Beyond this, there are many skills that may not be stereotypically associated with mission driven fields, but are actually in high demand, meaning that your degree and skill set may give you more options than you think. Active citizenship no longer has to occupy only the limited free time we have to volunteer on the side, but instead can be the basis for a fulfilling, lifelong career committed to the causes that are most important to us and to our generation.

Introducing the Student and Alumni Advisory Board


We are very excited to announce that FRN has selected 13 passionate and dedicated leaders from a diverse array of backgrounds and locations for its inaugural Student and Alumni Advisory Board (SAAB). This new board was assembled as a response to students’ requests to be more involved with FRN, both during and after their college experiences.

“The creation of our student board is a significant step in the growth and evolution of Food Recovery Network. I’m confident that creating this wellspring for chapters to collectively communicate and address their needs will increase leadership development and engagement across the network, ultimately leading to more food being recovered nationwide,” stated Regina Northouse, FRN Executive Director.

The 13 members of SAAB are: Allison Blakely (Alumni, Rochester Institute of Technology), Jennifer Campbell (University of Tampa), Brian Chueh (Alumni, Villanova University), Catherine Crombez (Alumni, Madonna University), Meryl Davis (Knox College), Yash Desai (Alumni, University of Houston), Heather Fucini (Alumni, University of Hawaii at Manoa), Kirsty Hessing (Wagner College), Susan Pagano (Alumni, Monmouth University), Jamie Renman (University of Delaware), Amanda Rivas (Oxford College of Emory University), Maria Rodriguez (Alumni, Whittier College), Lianna Tilton (Alumni, University of California in Davis). The board was created with the intent of involving a broad range of perspectives to strengthen and diversify the food recovery conversation across the country.
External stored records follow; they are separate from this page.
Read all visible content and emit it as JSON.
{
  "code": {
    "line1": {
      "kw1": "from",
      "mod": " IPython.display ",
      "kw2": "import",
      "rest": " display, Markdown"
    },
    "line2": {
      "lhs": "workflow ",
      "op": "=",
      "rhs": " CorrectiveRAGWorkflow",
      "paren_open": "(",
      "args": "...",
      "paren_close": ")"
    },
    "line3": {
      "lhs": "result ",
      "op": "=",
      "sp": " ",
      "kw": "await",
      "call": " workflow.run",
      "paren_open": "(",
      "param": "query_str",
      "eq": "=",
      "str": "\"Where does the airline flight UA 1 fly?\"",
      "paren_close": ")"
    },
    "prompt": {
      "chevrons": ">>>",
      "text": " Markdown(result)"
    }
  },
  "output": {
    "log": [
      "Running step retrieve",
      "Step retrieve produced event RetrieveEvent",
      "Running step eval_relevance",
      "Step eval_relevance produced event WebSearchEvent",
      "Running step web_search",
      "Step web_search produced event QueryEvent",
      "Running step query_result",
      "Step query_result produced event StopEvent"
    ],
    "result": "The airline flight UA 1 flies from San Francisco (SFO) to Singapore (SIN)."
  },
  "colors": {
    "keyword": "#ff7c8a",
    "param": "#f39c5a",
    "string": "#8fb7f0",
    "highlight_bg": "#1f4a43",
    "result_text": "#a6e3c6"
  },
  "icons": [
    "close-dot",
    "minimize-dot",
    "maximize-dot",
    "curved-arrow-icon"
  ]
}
Learn more about these amazing individuals and their hard work!

SAAB will provide invaluable input on what happens on the ground of the food recovery movement to the national team, and work to engage alumni who were part of FRN during their undergraduate careers. Kirsty Hessing, a senior at Wagner College in New York City said, “I’m going to be a senior this year, so it was kind of daunting to think that my food recovery experience was coming to an end. Being able to stay involved and connected to chapters even after graduation through SAAB is really exciting to me.” As the food recovery movement expands to more parts of the country, the board will push the movement to be as sustainable and inclusive as possible.

President of FRN’s Board of Directors, Ernie Minor, will be involved in leading SAAB. He sees this new board as the missing link in the conversation between the FRN National office and the students on the ground. “The thing that attracted me to FRN right off the bat was the students who were willing to get things completed to make an impact for people who are in need,” he explained. “Having SAAB to represent all that’s happening throughout the network is incredibly exciting.”

In the first year, SAAB will outline bylaws and formalize its mission and vision. Members will provide feedback on resource development and campaign initiatives to support FRN National’s strategic plan. SAAB will focus on engaging leaders across the network to strengthen the student-led movement and will work to engage FRN alumni and keep them involved in the growing food recovery movement off campus. They will have the opportunity to pilot new technologies and services. SAAB members will also play a role in the second annual National Food Recovery Dialogue on November 4 and 5, 2017 in Washington, D.C.

“Our first-ever student and alumni board will offer another opportunity for folks to share their strategies to strengthen the movement, and spread the word about food waste. I'm looking forward to thought-partnering with those selected to serve on the advisory board.”  said Hannah Cather, FRN Program Manager.

Click here to see the official press release.